**ACTIVITY**
Nothing but the data below, returned exactly, should appear in the answer.

**DATA EXTRACTS**
┄┄┄┄┄┄
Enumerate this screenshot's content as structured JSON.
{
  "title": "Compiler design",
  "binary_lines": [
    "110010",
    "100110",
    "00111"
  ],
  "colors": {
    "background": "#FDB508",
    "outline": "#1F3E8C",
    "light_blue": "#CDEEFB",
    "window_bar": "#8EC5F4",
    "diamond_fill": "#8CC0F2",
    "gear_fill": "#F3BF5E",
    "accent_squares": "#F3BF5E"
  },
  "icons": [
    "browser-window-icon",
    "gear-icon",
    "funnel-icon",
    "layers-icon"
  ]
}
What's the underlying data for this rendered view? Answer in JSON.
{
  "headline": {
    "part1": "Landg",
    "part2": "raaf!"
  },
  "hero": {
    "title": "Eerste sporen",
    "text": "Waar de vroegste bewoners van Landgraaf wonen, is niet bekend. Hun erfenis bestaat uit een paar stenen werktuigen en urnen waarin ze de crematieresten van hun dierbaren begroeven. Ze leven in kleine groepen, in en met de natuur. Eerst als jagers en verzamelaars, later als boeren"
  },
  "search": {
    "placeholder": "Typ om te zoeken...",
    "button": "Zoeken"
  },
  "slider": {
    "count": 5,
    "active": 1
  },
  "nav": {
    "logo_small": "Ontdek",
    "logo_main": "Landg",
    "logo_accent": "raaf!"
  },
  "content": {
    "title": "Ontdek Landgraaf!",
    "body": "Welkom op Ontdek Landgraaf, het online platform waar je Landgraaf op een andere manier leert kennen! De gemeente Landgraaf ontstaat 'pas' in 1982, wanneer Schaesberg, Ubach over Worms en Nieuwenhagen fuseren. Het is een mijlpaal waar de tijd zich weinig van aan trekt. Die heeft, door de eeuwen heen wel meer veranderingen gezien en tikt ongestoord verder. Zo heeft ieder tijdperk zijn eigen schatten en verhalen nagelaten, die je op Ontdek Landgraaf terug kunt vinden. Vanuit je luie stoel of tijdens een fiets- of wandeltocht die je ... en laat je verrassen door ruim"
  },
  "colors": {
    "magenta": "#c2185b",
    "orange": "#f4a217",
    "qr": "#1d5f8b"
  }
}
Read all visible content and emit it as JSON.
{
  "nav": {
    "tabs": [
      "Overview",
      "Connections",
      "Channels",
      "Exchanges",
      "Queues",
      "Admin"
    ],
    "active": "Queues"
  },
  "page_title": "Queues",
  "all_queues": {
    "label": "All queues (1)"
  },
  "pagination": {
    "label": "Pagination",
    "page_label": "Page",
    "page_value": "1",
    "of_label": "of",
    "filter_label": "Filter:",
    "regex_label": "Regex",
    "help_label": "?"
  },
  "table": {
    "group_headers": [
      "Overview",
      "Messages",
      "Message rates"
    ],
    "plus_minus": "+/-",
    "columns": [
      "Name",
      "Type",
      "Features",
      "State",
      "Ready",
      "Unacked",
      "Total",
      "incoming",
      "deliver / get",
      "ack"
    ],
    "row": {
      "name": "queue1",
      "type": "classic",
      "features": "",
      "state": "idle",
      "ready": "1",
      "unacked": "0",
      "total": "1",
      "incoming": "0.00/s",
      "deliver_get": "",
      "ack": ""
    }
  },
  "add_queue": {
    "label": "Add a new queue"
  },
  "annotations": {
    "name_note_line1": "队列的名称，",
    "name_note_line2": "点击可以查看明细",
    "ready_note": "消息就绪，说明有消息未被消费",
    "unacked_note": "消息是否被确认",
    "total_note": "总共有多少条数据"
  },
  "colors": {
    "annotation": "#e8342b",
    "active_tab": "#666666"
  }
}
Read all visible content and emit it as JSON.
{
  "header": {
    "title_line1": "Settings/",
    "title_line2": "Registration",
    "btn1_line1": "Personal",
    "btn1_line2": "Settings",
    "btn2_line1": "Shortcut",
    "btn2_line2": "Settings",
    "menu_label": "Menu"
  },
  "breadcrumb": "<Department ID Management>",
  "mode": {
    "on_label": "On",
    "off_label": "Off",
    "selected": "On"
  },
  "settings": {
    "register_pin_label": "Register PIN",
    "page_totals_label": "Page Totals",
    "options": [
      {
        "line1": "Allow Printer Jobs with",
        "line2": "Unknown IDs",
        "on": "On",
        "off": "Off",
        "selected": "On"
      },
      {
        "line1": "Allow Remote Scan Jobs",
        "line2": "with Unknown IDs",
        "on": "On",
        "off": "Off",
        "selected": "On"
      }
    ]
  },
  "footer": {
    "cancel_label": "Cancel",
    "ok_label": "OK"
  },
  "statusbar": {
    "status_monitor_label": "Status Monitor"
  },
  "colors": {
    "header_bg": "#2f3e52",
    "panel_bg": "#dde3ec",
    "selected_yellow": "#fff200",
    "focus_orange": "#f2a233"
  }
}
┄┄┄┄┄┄
**ANSWER**
Enumerate this screenshot's content as structured JSON.
{
  "title": "Compiler design",
  "binary_lines": [
    "110010",
    "100110",
    "00111"
  ],
  "colors": {
    "background": "#FDB508",
    "outline": "#1F3E8C",
    "light_blue": "#CDEEFB",
    "window_bar": "#8EC5F4",
    "diamond_fill": "#8CC0F2",
    "gear_fill": "#F3BF5E",
    "accent_squares": "#F3BF5E"
  },
  "icons": [
    "browser-window-icon",
    "gear-icon",
    "funnel-icon",
    "layers-icon"
  ]
}
What's the underlying data for this rendered view? Answer in JSON.
{
  "headline": {
    "part1": "Landg",
    "part2": "raaf!"
  },
  "hero": {
    "title": "Eerste sporen",
    "text": "Waar de vroegste bewoners van Landgraaf wonen, is niet bekend. Hun erfenis bestaat uit een paar stenen werktuigen en urnen waarin ze de crematieresten van hun dierbaren begroeven. Ze leven in kleine groepen, in en met de natuur. Eerst als jagers en verzamelaars, later als boeren"
  },
  "search": {
    "placeholder": "Typ om te zoeken...",
    "button": "Zoeken"
  },
  "slider": {
    "count": 5,
    "active": 1
  },
  "nav": {
    "logo_small": "Ontdek",
    "logo_main": "Landg",
    "logo_accent": "raaf!"
  },
  "content": {
    "title": "Ontdek Landgraaf!",
    "body": "Welkom op Ontdek Landgraaf, het online platform waar je Landgraaf op een andere manier leert kennen! De gemeente Landgraaf ontstaat 'pas' in 1982, wanneer Schaesberg, Ubach over Worms en Nieuwenhagen fuseren. Het is een mijlpaal waar de tijd zich weinig van aan trekt. Die heeft, door de eeuwen heen wel meer veranderingen gezien en tikt ongestoord verder. Zo heeft ieder tijdperk zijn eigen schatten en verhalen nagelaten, die je op Ontdek Landgraaf terug kunt vinden. Vanuit je luie stoel of tijdens een fiets- of wandeltocht die je ... en laat je verrassen door ruim"
  },
  "colors": {
    "magenta": "#c2185b",
    "orange": "#f4a217",
    "qr": "#1d5f8b"
  }
}
Read all visible content and emit it as JSON.
{
  "nav": {
    "tabs": [
      "Overview",
      "Connections",
      "Channels",
      "Exchanges",
      "Queues",
      "Admin"
    ],
    "active": "Queues"
  },
  "page_title": "Queues",
  "all_queues": {
    "label": "All queues (1)"
  },
  "pagination": {
    "label": "Pagination",
    "page_label": "Page",
    "page_value": "1",
    "of_label": "of",
    "filter_label": "Filter:",
    "regex_label": "Regex",
    "help_label": "?"
  },
  "table": {
    "group_headers": [
      "Overview",
      "Messages",
      "Message rates"
    ],
    "plus_minus": "+/-",
    "columns": [
      "Name",
      "Type",
      "Features",
      "State",
      "Ready",
      "Unacked",
      "Total",
      "incoming",
      "deliver / get",
      "ack"
    ],
    "row": {
      "name": "queue1",
      "type": "classic",
      "features": "",
      "state": "idle",
      "ready": "1",
      "unacked": "0",
      "total": "1",
      "incoming": "0.00/s",
      "deliver_get": "",
      "ack": ""
    }
  },
  "add_queue": {
    "label": "Add a new queue"
  },
  "annotations": {
    "name_note_line1": "队列的名称，",
    "name_note_line2": "点击可以查看明细",
    "ready_note": "消息就绪，说明有消息未被消费",
    "unacked_note": "消息是否被确认",
    "total_note": "总共有多少条数据"
  },
  "colors": {
    "annotation": "#e8342b",
    "active_tab": "#666666"
  }
}
Read all visible content and emit it as JSON.
{
  "header": {
    "title_line1": "Settings/",
    "title_line2": "Registration",
    "btn1_line1": "Personal",
    "btn1_line2": "Settings",
    "btn2_line1": "Shortcut",
    "btn2_line2": "Settings",
    "menu_label": "Menu"
  },
  "breadcrumb": "<Department ID Management>",
  "mode": {
    "on_label": "On",
    "off_label": "Off",
    "selected": "On"
  },
  "settings": {
    "register_pin_label": "Register PIN",
    "page_totals_label": "Page Totals",
    "options": [
      {
        "line1": "Allow Printer Jobs with",
        "line2": "Unknown IDs",
        "on": "On",
        "off": "Off",
        "selected": "On"
      },
      {
        "line1": "Allow Remote Scan Jobs",
        "line2": "with Unknown IDs",
        "on": "On",
        "off": "Off",
        "selected": "On"
      }
    ]
  },
  "footer": {
    "cancel_label": "Cancel",
    "ok_label": "OK"
  },
  "statusbar": {
    "status_monitor_label": "Status Monitor"
  },
  "colors": {
    "header_bg": "#2f3e52",
    "panel_bg": "#dde3ec",
    "selected_yellow": "#fff200",
    "focus_orange": "#f2a233"
  }
}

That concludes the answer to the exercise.